▶ TASK
What you give back must match the data character for character.

▶ RECORD EXCERPTS
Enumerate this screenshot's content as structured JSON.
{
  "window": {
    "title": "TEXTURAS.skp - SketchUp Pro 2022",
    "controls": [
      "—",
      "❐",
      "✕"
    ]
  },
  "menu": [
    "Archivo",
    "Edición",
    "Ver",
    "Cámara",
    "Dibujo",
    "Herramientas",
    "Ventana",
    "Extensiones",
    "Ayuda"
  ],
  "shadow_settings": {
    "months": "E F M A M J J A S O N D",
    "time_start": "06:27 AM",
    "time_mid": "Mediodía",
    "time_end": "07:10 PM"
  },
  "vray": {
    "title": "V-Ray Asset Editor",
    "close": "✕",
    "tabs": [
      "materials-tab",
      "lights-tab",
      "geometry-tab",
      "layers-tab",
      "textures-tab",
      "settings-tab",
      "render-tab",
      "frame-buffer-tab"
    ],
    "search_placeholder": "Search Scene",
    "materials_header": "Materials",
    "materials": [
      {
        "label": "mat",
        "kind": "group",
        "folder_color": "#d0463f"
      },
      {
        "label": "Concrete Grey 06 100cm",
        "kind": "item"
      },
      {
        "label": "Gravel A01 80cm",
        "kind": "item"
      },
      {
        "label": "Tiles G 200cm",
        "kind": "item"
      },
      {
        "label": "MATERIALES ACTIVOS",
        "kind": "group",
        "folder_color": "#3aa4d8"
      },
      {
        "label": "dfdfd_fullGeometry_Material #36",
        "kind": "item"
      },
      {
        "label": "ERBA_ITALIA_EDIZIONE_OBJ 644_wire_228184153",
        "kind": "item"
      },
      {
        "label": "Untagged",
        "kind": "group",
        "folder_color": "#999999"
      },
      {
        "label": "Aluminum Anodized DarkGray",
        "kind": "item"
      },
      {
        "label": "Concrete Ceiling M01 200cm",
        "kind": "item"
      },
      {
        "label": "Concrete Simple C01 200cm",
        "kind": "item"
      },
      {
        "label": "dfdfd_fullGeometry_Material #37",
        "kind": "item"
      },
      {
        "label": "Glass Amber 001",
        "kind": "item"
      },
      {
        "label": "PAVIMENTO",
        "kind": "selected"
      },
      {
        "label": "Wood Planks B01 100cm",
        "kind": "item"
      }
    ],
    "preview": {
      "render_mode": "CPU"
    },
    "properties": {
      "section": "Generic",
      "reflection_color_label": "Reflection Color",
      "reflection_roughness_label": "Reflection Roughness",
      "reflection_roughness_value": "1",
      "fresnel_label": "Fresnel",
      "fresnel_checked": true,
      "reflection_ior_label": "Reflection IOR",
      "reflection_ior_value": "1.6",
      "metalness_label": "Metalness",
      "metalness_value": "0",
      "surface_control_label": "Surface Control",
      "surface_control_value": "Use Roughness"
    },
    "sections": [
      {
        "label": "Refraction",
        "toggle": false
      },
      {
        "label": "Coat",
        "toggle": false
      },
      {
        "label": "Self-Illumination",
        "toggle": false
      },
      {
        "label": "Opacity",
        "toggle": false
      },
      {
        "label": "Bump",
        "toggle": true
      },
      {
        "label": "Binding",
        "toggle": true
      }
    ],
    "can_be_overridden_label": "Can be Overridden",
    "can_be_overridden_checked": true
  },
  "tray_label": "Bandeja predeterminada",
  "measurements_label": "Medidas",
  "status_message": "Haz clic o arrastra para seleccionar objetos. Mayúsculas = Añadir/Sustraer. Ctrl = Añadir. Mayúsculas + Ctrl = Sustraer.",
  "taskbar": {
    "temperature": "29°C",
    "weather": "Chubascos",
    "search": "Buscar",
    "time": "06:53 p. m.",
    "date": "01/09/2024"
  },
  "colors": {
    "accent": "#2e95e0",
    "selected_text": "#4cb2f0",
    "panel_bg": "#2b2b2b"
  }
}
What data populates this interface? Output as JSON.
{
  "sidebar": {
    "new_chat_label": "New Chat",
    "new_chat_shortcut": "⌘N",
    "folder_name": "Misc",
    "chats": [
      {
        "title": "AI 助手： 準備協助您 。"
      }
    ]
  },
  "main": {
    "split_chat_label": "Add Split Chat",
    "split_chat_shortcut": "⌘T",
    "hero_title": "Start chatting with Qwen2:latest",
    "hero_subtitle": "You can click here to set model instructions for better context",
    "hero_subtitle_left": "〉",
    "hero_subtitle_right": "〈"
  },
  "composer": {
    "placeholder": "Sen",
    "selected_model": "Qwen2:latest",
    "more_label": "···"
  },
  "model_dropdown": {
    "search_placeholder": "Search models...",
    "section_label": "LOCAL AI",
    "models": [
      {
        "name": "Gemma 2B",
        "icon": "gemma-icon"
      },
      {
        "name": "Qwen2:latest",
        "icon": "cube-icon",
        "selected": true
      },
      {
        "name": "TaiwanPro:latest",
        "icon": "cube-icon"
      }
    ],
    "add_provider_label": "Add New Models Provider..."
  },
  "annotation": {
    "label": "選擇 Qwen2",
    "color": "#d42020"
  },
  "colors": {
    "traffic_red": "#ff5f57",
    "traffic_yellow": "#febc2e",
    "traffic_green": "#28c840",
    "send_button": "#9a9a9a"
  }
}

▶ ANSWER SPACE
Enumerate this screenshot's content as structured JSON.
{
  "window": {
    "title": "TEXTURAS.skp - SketchUp Pro 2022",
    "controls": [
      "—",
      "❐",
      "✕"
    ]
  },
  "menu": [
    "Archivo",
    "Edición",
    "Ver",
    "Cámara",
    "Dibujo",
    "Herramientas",
    "Ventana",
    "Extensiones",
    "Ayuda"
  ],
  "shadow_settings": {
    "months": "E F M A M J J A S O N D",
    "time_start": "06:27 AM",
    "time_mid": "Mediodía",
    "time_end": "07:10 PM"
  },
  "vray": {
    "title": "V-Ray Asset Editor",
    "close": "✕",
    "tabs": [
      "materials-tab",
      "lights-tab",
      "geometry-tab",
      "layers-tab",
      "textures-tab",
      "settings-tab",
      "render-tab",
      "frame-buffer-tab"
    ],
    "search_placeholder": "Search Scene",
    "materials_header": "Materials",
    "materials": [
      {
        "label": "mat",
        "kind": "group",
        "folder_color": "#d0463f"
      },
      {
        "label": "Concrete Grey 06 100cm",
        "kind": "item"
      },
      {
        "label": "Gravel A01 80cm",
        "kind": "item"
      },
      {
        "label": "Tiles G 200cm",
        "kind": "item"
      },
      {
        "label": "MATERIALES ACTIVOS",
        "kind": "group",
        "folder_color": "#3aa4d8"
      },
      {
        "label": "dfdfd_fullGeometry_Material #36",
        "kind": "item"
      },
      {
        "label": "ERBA_ITALIA_EDIZIONE_OBJ 644_wire_228184153",
        "kind": "item"
      },
      {
        "label": "Untagged",
        "kind": "group",
        "folder_color": "#999999"
      },
      {
        "label": "Aluminum Anodized DarkGray",
        "kind": "item"
      },
      {
        "label": "Concrete Ceiling M01 200cm",
        "kind": "item"
      },
      {
        "label": "Concrete Simple C01 200cm",
        "kind": "item"
      },
      {
        "label": "dfdfd_fullGeometry_Material #37",
        "kind": "item"
      },
      {
        "label": "Glass Amber 001",
        "kind": "item"
      },
      {
        "label": "PAVIMENTO",
        "kind": "selected"
      },
      {
        "label": "Wood Planks B01 100cm",
        "kind": "item"
      }
    ],
    "preview": {
      "render_mode": "CPU"
    },
    "properties": {
      "section": "Generic",
      "reflection_color_label": "Reflection Color",
      "reflection_roughness_label": "Reflection Roughness",
      "reflection_roughness_value": "1",
      "fresnel_label": "Fresnel",
      "fresnel_checked": true,
      "reflection_ior_label": "Reflection IOR",
      "reflection_ior_value": "1.6",
      "metalness_label": "Metalness",
      "metalness_value": "0",
      "surface_control_label": "Surface Control",
      "surface_control_value": "Use Roughness"
    },
    "sections": [
      {
        "label": "Refraction",
        "toggle": false
      },
      {
        "label": "Coat",
        "toggle": false
      },
      {
        "label": "Self-Illumination",
        "toggle": false
      },
      {
        "label": "Opacity",
        "toggle": false
      },
      {
        "label": "Bump",
        "toggle": true
      },
      {
        "label": "Binding",
        "toggle": true
      }
    ],
    "can_be_overridden_label": "Can be Overridden",
    "can_be_overridden_checked": true
  },
  "tray_label": "Bandeja predeterminada",
  "measurements_label": "Medidas",
  "status_message": "Haz clic o arrastra para seleccionar objetos. Mayúsculas = Añadir/Sustraer. Ctrl = Añadir. Mayúsculas + Ctrl = Sustraer.",
  "taskbar": {
    "temperature": "29°C",
    "weather": "Chubascos",
    "search": "Buscar",
    "time": "06:53 p. m.",
    "date": "01/09/2024"
  },
  "colors": {
    "accent": "#2e95e0",
    "selected_text": "#4cb2f0",
    "panel_bg": "#2b2b2b"
  }
}
What data populates this interface? Output as JSON.
{
  "sidebar": {
    "new_chat_label": "New Chat",
    "new_chat_shortcut": "⌘N",
    "folder_name": "Misc",
    "chats": [
      {
        "title": "AI 助手： 準備協助您 。"
      }
    ]
  },
  "main": {
    "split_chat_label": "Add Split Chat",
    "split_chat_shortcut": "⌘T",
    "hero_title": "Start chatting with Qwen2:latest",
    "hero_subtitle": "You can click here to set model instructions for better context",
    "hero_subtitle_left": "〉",
    "hero_subtitle_right": "〈"
  },
  "composer": {
    "placeholder": "Sen",
    "selected_model": "Qwen2:latest",
    "more_label": "···"
  },
  "model_dropdown": {
    "search_placeholder": "Search models...",
    "section_label": "LOCAL AI",
    "models": [
      {
        "name": "Gemma 2B",
        "icon": "gemma-icon"
      },
      {
        "name": "Qwen2:latest",
        "icon": "cube-icon",
        "selected": true
      },
      {
        "name": "TaiwanPro:latest",
        "icon": "cube-icon"
      }
    ],
    "add_provider_label": "Add New Models Provider..."
  },
  "annotation": {
    "label": "選擇 Qwen2",
    "color": "#d42020"
  },
  "colors": {
    "traffic_red": "#ff5f57",
    "traffic_yellow": "#febc2e",
    "traffic_green": "#28c840",
    "send_button": "#9a9a9a"
  }
}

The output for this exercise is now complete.